- **PROBLEM STATEMENT**
Please retype the records below exactly as they appear, leaving out every picture.

[Records from a dataset]
▶

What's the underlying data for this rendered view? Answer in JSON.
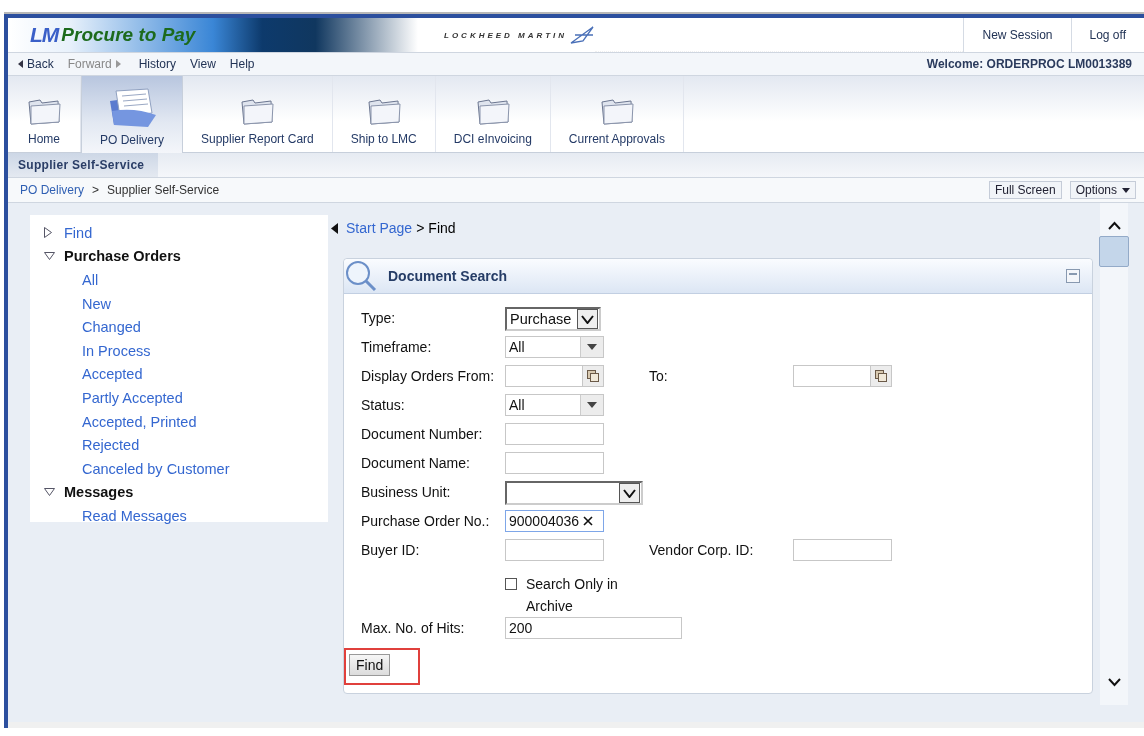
{
  "header": {
    "logo_prefix": "LM",
    "logo_text": "Procure to Pay",
    "brand": "LOCKHEED MARTIN",
    "links": [
      "New Session",
      "Log off"
    ]
  },
  "menu": {
    "items": [
      {
        "label": "Back",
        "kind": "back",
        "disabled": false
      },
      {
        "label": "Forward",
        "kind": "forward",
        "disabled": true
      },
      {
        "label": "History",
        "kind": "plain",
        "disabled": false
      },
      {
        "label": "View",
        "kind": "plain",
        "disabled": false
      },
      {
        "label": "Help",
        "kind": "plain",
        "disabled": false
      }
    ],
    "welcome": "Welcome: ORDERPROC LM0013389"
  },
  "tabs": [
    {
      "label": "Home",
      "selected": false
    },
    {
      "label": "PO Delivery",
      "selected": true
    },
    {
      "label": "Supplier Report Card",
      "selected": false
    },
    {
      "label": "Ship to LMC",
      "selected": false
    },
    {
      "label": "DCI eInvoicing",
      "selected": false
    },
    {
      "label": "Current Approvals",
      "selected": false
    }
  ],
  "subtabs": [
    {
      "label": "Supplier Self-Service",
      "selected": true
    }
  ],
  "breadcrumb": {
    "separator": ">",
    "items": [
      {
        "label": "PO Delivery",
        "kind": "link"
      },
      {
        "label": "Supplier Self-Service",
        "kind": "text"
      }
    ]
  },
  "page_buttons": [
    {
      "label": "Full Screen",
      "kind": "plain"
    },
    {
      "label": "Options",
      "kind": "menu"
    }
  ],
  "tree": [
    {
      "label": "Find",
      "expanded": false
    },
    {
      "label": "Purchase Orders",
      "expanded": true,
      "children": [
        {
          "label": "All"
        },
        {
          "label": "New"
        },
        {
          "label": "Changed"
        },
        {
          "label": "In Process"
        },
        {
          "label": "Accepted"
        },
        {
          "label": "Partly Accepted"
        },
        {
          "label": "Accepted, Printed"
        },
        {
          "label": "Rejected"
        },
        {
          "label": "Canceled by Customer"
        }
      ]
    },
    {
      "label": "Messages",
      "expanded": true,
      "children": [
        {
          "label": "Read Messages"
        }
      ]
    }
  ],
  "content_path": {
    "separator": ">",
    "items": [
      {
        "label": "Start Page",
        "kind": "link"
      },
      {
        "label": "Find",
        "kind": "text"
      }
    ]
  },
  "panel": {
    "title": "Document Search",
    "rows": [
      {
        "cells": [
          {
            "kind": "listbox",
            "label": "Type:",
            "value": "Purchase"
          }
        ]
      },
      {
        "cells": [
          {
            "kind": "dropdown",
            "label": "Timeframe:",
            "value": "All"
          }
        ]
      },
      {
        "cells": [
          {
            "kind": "date",
            "label": "Display Orders From:"
          },
          {
            "kind": "date",
            "label": "To:"
          }
        ]
      },
      {
        "cells": [
          {
            "kind": "dropdown",
            "label": "Status:",
            "value": "All"
          }
        ]
      },
      {
        "cells": [
          {
            "kind": "text",
            "label": "Document Number:"
          }
        ]
      },
      {
        "cells": [
          {
            "kind": "text",
            "label": "Document Name:"
          }
        ]
      },
      {
        "cells": [
          {
            "kind": "listbox",
            "label": "Business Unit:"
          }
        ]
      },
      {
        "cells": [
          {
            "kind": "text",
            "label": "Purchase Order No.:",
            "value": "900004036",
            "focused": true
          }
        ]
      },
      {
        "cells": [
          {
            "kind": "text",
            "label": "Buyer ID:"
          },
          {
            "kind": "text",
            "label": "Vendor Corp. ID:"
          }
        ]
      },
      {
        "cells": [
          {
            "kind": "checkbox",
            "label": "Search Only in Archive",
            "checked": false
          }
        ]
      },
      {
        "cells": [
          {
            "kind": "wide",
            "label": "Max. No. of Hits:",
            "value": "200"
          }
        ]
      }
    ],
    "find_button": {
      "label": "Find",
      "highlighted": true
    }
  }
}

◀

- **FINAL ANSWER**
What's the underlying data for this rendered view? Answer in JSON.
{
  "header": {
    "logo_prefix": "LM",
    "logo_text": "Procure to Pay",
    "brand": "LOCKHEED MARTIN",
    "links": [
      "New Session",
      "Log off"
    ]
  },
  "menu": {
    "items": [
      {
        "label": "Back",
        "kind": "back",
        "disabled": false
      },
      {
        "label": "Forward",
        "kind": "forward",
        "disabled": true
      },
      {
        "label": "History",
        "kind": "plain",
        "disabled": false
      },
      {
        "label": "View",
        "kind": "plain",
        "disabled": false
      },
      {
        "label": "Help",
        "kind": "plain",
        "disabled": false
      }
    ],
    "welcome": "Welcome: ORDERPROC LM0013389"
  },
  "tabs": [
    {
      "label": "Home",
      "selected": false
    },
    {
      "label": "PO Delivery",
      "selected": true
    },
    {
      "label": "Supplier Report Card",
      "selected": false
    },
    {
      "label": "Ship to LMC",
      "selected": false
    },
    {
      "label": "DCI eInvoicing",
      "selected": false
    },
    {
      "label": "Current Approvals",
      "selected": false
    }
  ],
  "subtabs": [
    {
      "label": "Supplier Self-Service",
      "selected": true
    }
  ],
  "breadcrumb": {
    "separator": ">",
    "items": [
      {
        "label": "PO Delivery",
        "kind": "link"
      },
      {
        "label": "Supplier Self-Service",
        "kind": "text"
      }
    ]
  },
  "page_buttons": [
    {
      "label": "Full Screen",
      "kind": "plain"
    },
    {
      "label": "Options",
      "kind": "menu"
    }
  ],
  "tree": [
    {
      "label": "Find",
      "expanded": false
    },
    {
      "label": "Purchase Orders",
      "expanded": true,
      "children": [
        {
          "label": "All"
        },
        {
          "label": "New"
        },
        {
          "label": "Changed"
        },
        {
          "label": "In Process"
        },
        {
          "label": "Accepted"
        },
        {
          "label": "Partly Accepted"
        },
        {
          "label": "Accepted, Printed"
        },
        {
          "label": "Rejected"
        },
        {
          "label": "Canceled by Customer"
        }
      ]
    },
    {
      "label": "Messages",
      "expanded": true,
      "children": [
        {
          "label": "Read Messages"
        }
      ]
    }
  ],
  "content_path": {
    "separator": ">",
    "items": [
      {
        "label": "Start Page",
        "kind": "link"
      },
      {
        "label": "Find",
        "kind": "text"
      }
    ]
  },
  "panel": {
    "title": "Document Search",
    "rows": [
      {
        "cells": [
          {
            "kind": "listbox",
            "label": "Type:",
            "value": "Purchase"
          }
        ]
      },
      {
        "cells": [
          {
            "kind": "dropdown",
            "label": "Timeframe:",
            "value": "All"
          }
        ]
      },
      {
        "cells": [
          {
            "kind": "date",
            "label": "Display Orders From:"
          },
          {
            "kind": "date",
            "label": "To:"
          }
        ]
      },
      {
        "cells": [
          {
            "kind": "dropdown",
            "label": "Status:",
            "value": "All"
          }
        ]
      },
      {
        "cells": [
          {
            "kind": "text",
            "label": "Document Number:"
          }
        ]
      },
      {
        "cells": [
          {
            "kind": "text",
            "label": "Document Name:"
          }
        ]
      },
      {
        "cells": [
          {
            "kind": "listbox",
            "label": "Business Unit:"
          }
        ]
      },
      {
        "cells": [
          {
            "kind": "text",
            "label": "Purchase Order No.:",
            "value": "900004036",
            "focused": true
          }
        ]
      },
      {
        "cells": [
          {
            "kind": "text",
            "label": "Buyer ID:"
          },
          {
            "kind": "text",
            "label": "Vendor Corp. ID:"
          }
        ]
      },
      {
        "cells": [
          {
            "kind": "checkbox",
            "label": "Search Only in Archive",
            "checked": false
          }
        ]
      },
      {
        "cells": [
          {
            "kind": "wide",
            "label": "Max. No. of Hits:",
            "value": "200"
          }
        ]
      }
    ],
    "find_button": {
      "label": "Find",
      "highlighted": true
    }
  }
}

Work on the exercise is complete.